New rules to punish those who carry out “coercive and controlling behaviour” towards their partners was “unlikely” to help women report abuse straight away, a minister has said.
Crime prevention minister Lynne Featherstone conceded that the government did not have a “magic wand” to solve the issues surrounding domestic violence, but said it would work towards helping more women come forward to talk about their abuse.
The new measures announced last month by home secretary Theresa May protect domestic violence victims from sustained patterns of psychological abuse and carry a penalty of up to five years in prison and a fine.
Featherstone, who is also the ministerial champion for ending violence against women and girls overseas, returned from a trip to India and Burma last week to see how both countries are tackling the issue of violence against women.
Speaking to Eastern Eye, the minister admitted that it was “unlikely” vulnerable Asian women would come forward to report “coercive and controlling behaviour” straight away.

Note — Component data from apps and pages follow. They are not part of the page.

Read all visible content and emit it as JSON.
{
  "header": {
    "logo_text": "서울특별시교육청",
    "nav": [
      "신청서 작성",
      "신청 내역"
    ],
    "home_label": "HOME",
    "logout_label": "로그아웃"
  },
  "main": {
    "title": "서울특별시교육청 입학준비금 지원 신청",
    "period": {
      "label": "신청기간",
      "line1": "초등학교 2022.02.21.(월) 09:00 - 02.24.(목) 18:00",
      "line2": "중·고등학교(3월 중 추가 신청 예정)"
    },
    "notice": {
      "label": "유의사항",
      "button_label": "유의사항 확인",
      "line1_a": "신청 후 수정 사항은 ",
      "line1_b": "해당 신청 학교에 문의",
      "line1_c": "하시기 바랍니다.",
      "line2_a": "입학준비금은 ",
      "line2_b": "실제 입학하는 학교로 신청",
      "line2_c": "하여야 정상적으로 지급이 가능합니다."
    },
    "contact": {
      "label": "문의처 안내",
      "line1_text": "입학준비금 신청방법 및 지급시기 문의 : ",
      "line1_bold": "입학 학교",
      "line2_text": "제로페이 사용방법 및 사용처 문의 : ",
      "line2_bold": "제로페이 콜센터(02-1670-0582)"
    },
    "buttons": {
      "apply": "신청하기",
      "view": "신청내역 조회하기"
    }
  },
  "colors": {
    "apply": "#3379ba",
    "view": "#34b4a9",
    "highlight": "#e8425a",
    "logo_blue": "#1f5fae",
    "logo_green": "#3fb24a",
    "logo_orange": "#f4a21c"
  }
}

“I think at this moment in time it is unlikely, but we work towards making it likely,” she said.
“The Home Office is quite clear. Anyone who reports domestic violence, the victim is to be believed, the crime is to be reported and investigated, and people, prosecuted and punished.”

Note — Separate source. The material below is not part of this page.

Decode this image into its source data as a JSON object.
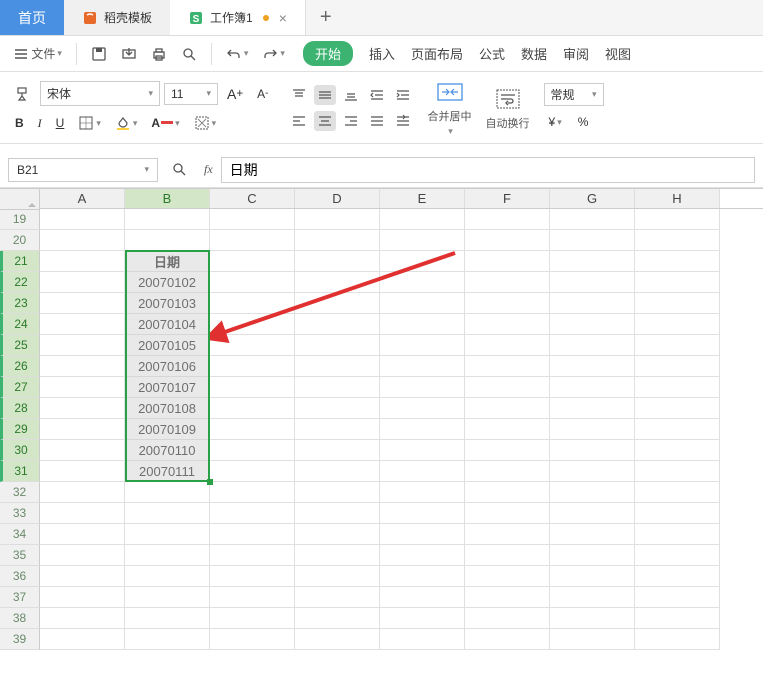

Women’s groups have told EE how many Asian women find it difficult to report abuse because of the shame that they would bring to the family.
Mandy Sanghera, human rights activist and government advisor on vulnerable adults and forced marriages, said: “Women who come here from abroad don’t know the system and sometimes they are scared to report it because they don’t speak English.
“Sometimes they are very financially dependant on their partner. It’s about educating women and letting them know their rights.”
Featherstone revealed how the Home secretary commissioned Her Majesty’s Inspectorate of Constabulary (HMIC) to do an examination of all 43 police forces in how they deal with honour-based violence in Spring this year.
She said: “At this point in time we will wait for the honour-based report from the HMIC inspection of police forces and we’ll see how best to approach the issue of reporting abuse.”
Featherstone added the government was funding “community champions” to work all around the country to raise awareness of the issue and the help available to victims.
“This is one of the great challenges because some of the communities are very closed off. It’s no use me walking in there and saying: ‘This is against the law and it’s a bad thing’,” she said.
“As we modernise, communities have responsibilities themselves to come forward. The government can’t go behind every door; community elders, faith leaders, everyone has the duty to move forward this agenda.”
The minister, who first visited India in 2011, said she was pleased to see how seriously the country is taking violence against women. During her three-day trip last week, she spoke to Indian ministers, women’s groups and the Dalit community, a socially excluded group of people.
She said: “Indian prime minister Narendra Modi made a very important Independence Day speech last year which highlighted the plight of women.
“I think leadership is one of the great issues in terms of tackling this agenda.
“Quite frankly when you have the top person in the country saying this, it becomes important.
“What we look for now is if that will be delivered as promised. The proof will be in the pudding.”